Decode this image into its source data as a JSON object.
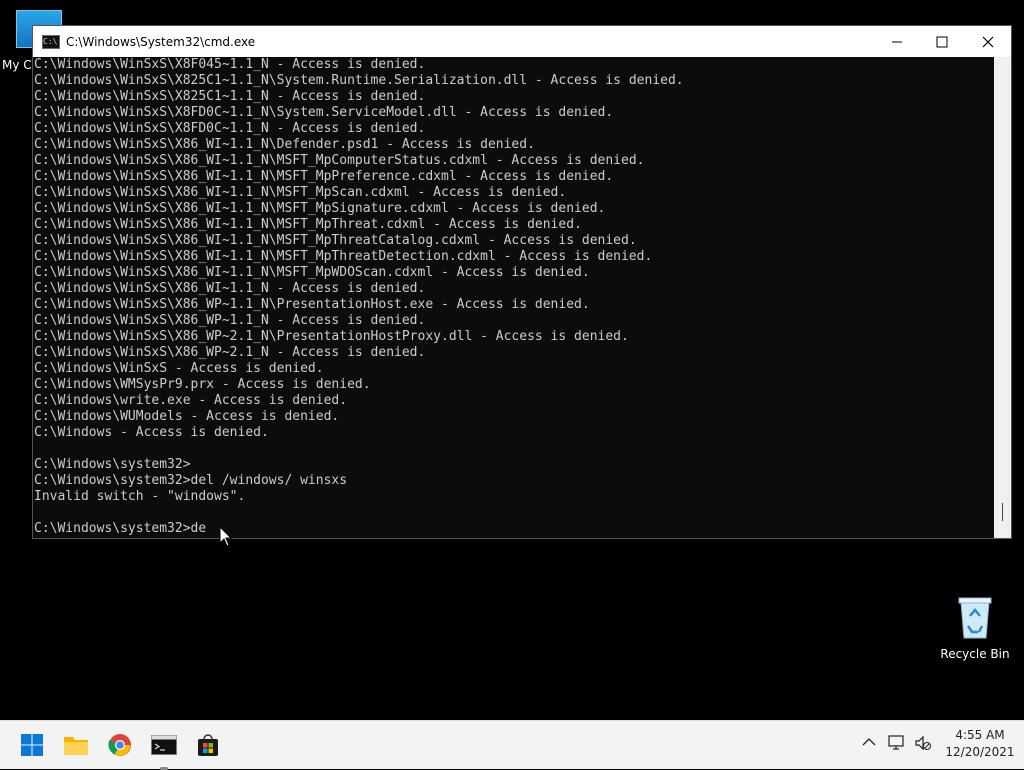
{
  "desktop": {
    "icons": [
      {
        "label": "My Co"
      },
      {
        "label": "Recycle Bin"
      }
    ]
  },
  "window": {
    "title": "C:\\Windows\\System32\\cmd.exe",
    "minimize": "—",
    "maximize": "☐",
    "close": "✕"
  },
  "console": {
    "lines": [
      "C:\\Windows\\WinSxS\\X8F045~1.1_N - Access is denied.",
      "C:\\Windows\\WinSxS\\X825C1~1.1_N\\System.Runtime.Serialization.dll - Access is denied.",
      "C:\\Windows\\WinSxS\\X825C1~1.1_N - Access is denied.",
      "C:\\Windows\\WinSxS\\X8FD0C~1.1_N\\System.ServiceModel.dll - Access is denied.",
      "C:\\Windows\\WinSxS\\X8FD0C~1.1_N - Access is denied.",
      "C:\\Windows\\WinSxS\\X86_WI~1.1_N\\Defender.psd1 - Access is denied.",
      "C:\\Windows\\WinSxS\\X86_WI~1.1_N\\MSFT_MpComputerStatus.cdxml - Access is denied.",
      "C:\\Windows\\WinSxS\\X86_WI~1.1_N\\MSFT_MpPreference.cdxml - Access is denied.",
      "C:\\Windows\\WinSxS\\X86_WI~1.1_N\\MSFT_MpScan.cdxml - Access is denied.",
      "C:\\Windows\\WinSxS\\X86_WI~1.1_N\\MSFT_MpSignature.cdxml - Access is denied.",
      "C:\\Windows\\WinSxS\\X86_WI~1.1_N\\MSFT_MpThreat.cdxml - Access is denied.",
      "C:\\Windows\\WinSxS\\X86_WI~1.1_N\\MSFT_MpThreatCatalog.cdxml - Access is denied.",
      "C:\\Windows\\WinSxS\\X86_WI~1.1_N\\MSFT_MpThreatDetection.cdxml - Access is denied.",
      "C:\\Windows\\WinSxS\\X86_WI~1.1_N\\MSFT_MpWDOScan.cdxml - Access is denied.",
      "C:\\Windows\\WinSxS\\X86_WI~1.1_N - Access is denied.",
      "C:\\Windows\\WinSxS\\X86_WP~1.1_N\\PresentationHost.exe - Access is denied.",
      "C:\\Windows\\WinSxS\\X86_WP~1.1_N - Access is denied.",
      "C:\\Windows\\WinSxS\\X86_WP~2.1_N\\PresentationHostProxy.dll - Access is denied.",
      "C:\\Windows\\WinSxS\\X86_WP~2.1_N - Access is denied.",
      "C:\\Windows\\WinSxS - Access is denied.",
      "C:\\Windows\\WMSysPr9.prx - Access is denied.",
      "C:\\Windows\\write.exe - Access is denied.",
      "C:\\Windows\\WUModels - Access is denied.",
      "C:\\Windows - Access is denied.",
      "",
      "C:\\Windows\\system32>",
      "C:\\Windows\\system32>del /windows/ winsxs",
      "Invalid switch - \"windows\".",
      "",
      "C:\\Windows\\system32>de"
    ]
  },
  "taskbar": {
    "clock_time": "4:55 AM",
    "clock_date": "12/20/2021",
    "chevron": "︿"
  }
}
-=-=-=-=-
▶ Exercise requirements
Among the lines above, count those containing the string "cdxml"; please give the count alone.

▶ Response box
8